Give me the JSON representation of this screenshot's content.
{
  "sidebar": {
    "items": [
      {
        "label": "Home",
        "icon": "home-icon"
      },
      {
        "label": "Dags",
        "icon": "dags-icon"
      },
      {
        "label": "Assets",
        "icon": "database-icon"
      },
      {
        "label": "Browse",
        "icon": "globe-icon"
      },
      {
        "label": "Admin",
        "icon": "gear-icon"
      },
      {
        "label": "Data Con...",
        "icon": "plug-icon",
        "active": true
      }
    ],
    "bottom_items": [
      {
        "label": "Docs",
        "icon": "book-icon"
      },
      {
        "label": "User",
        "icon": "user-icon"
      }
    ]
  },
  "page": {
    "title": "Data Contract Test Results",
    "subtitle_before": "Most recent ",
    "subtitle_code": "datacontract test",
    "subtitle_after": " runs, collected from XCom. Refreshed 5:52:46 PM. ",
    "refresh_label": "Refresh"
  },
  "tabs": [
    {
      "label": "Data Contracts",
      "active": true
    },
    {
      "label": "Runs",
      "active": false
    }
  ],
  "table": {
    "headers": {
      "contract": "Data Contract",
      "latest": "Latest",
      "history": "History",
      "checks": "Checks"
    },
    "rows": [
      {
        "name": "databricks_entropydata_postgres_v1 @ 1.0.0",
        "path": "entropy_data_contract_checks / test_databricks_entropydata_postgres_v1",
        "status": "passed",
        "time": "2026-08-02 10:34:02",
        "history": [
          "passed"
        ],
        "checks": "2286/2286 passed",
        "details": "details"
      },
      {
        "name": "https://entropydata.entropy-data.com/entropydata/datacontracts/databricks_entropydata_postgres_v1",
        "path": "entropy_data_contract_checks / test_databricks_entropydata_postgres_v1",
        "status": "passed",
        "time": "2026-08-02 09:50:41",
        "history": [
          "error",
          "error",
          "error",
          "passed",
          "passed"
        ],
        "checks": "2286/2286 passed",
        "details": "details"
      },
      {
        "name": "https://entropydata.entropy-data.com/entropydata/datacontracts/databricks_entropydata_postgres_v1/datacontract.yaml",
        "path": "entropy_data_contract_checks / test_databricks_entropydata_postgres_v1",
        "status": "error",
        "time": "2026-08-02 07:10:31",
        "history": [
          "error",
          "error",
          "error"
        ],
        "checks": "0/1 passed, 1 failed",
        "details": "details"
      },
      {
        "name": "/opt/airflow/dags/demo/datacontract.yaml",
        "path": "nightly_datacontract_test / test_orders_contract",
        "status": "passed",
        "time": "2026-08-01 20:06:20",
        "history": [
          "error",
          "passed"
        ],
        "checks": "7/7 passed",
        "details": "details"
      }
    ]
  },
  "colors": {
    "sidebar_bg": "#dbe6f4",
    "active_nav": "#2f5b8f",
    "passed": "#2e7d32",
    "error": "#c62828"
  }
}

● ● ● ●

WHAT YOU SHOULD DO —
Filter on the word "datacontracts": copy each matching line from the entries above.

SOLUTION TO THIS PROBLEM —
        "name": "https://entropydata.entropy-data.com/entropydata/datacontracts/databricks_entropydata_postgres_v1",
        "name": "https://entropydata.entropy-data.com/entropydata/datacontracts/databricks_entropydata_postgres_v1/datacontract.yaml",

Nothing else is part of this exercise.